    I ask for your commitment to this process. I ask us all to set our faces to go to Jerusalem. To die to ourselves in some way. It will not be easy work all the time, as it is very emotional work. And you can expect to be changed by it, to have some of your assumptions challenged and your comfort zone to be messed with.

    There is an alternative, of course… to not do this work. But what happens when we do not actively do this work is that we are always at risk of becoming bound by the values and the culture around us. Christianity is not a spectator sport where we watch others and cheer them on from the comfort of our bleacher seats. It’s not a path that is meant to make us more comfortable in our lives. Christianity is a commitment to changing the world in which we live to make it more just, more loving, more merciful.

    It requires that we look at something like this week’s performance from our Supreme Court and realize how much work we have to do to ensure that the people who are marginalized…
    women in poverty, women who are sexually assaulted, women with disabilities, women of color,
    women whose lives are at risk because of a pregnancy…
    that these women who have now been marginalized by our federal government, have someone willing to stand for them and with them so they can obtain access to basic healthcare. That their right to discern the healthiest choice for them is restored.

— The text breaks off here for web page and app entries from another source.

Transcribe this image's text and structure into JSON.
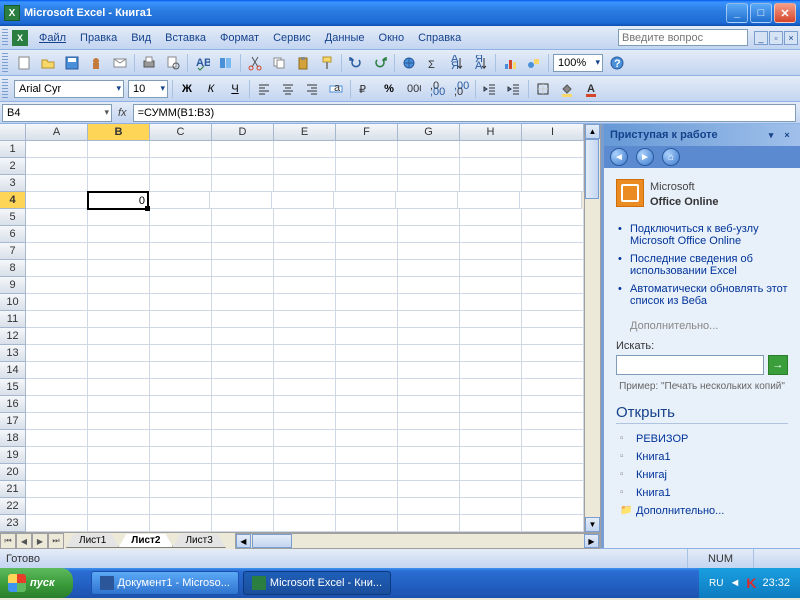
{
  "titlebar": {
    "title": "Microsoft Excel - Книга1"
  },
  "menubar": {
    "items": [
      "Файл",
      "Правка",
      "Вид",
      "Вставка",
      "Формат",
      "Сервис",
      "Данные",
      "Окно",
      "Справка"
    ],
    "question_placeholder": "Введите вопрос"
  },
  "formatbar": {
    "font_name": "Arial Cyr",
    "font_size": "10",
    "zoom": "100%"
  },
  "formula_bar": {
    "name_box": "B4",
    "fx": "fx",
    "formula": "=СУММ(B1:B3)"
  },
  "grid": {
    "columns": [
      "A",
      "B",
      "C",
      "D",
      "E",
      "F",
      "G",
      "H",
      "I"
    ],
    "active_col": "B",
    "active_row": 4,
    "rows": 23,
    "cells": {
      "B4": "0"
    }
  },
  "sheet_tabs": {
    "tabs": [
      "Лист1",
      "Лист2",
      "Лист3"
    ],
    "active": 1
  },
  "task_pane": {
    "title": "Приступая к работе",
    "office_online": "Office Online",
    "office_prefix": "Microsoft",
    "links": [
      "Подключиться к веб-узлу Microsoft Office Online",
      "Последние сведения об использовании Excel",
      "Автоматически обновлять этот список из Веба"
    ],
    "more": "Дополнительно...",
    "search_label": "Искать:",
    "example": "Пример: \"Печать нескольких копий\"",
    "open_title": "Открыть",
    "open_items": [
      "РЕВИЗОР",
      "Книга1",
      "Книгај",
      "Книга1"
    ],
    "open_more": "Дополнительно..."
  },
  "status_bar": {
    "ready": "Готово",
    "num": "NUM"
  },
  "taskbar": {
    "start": "пуск",
    "tasks": [
      {
        "label": "Документ1 - Microso...",
        "app": "word"
      },
      {
        "label": "Microsoft Excel - Кни...",
        "app": "excel",
        "active": true
      }
    ],
    "lang": "RU",
    "clock": "23:32"
  }
}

    This is where justice is called. This is where mercy must be. This is where love is.

    All of this… all of this… is about racial reconciliation because the overturning of Roe V. Wade will disproportionately affect women of color.

    And, in the midst of this, Christ is asking…
    Will you come and follow me? Will you commit to this path of Love? Will you walk with me all the way to Jerusalem?

     

    Now, I’m not going to pretend that the commitment I made to sowing seeds for a vegetable garden was akin to Jesus asking for my commitment to follow him. It wasn’t exactly a moral matter, although we are eating organic vegetables now. It definitely wasn’t a matter of economics… it’s not cheap to build a garden, but after the initial investment, seeds are much cheaper than vegetables.

    But I have been changed by it. I have a much deeper appreciation for the food I eat. I savor it more. I understand it more. I am more grateful for those who do the work of farming in this world because I understand what it takes to make one tomato plant thrive. Essentially, it’s a commitment that has made me more free.

    I’m sure you’ve experienced something similar in your life – being changed by your commitment to something. I hope, for you, it was a gift too.

    So perhaps we can use these experiences as a form of hope, that the commitment we make to do this work of racial reconciliation together, will bear fruit that will be a gift in making us all more free.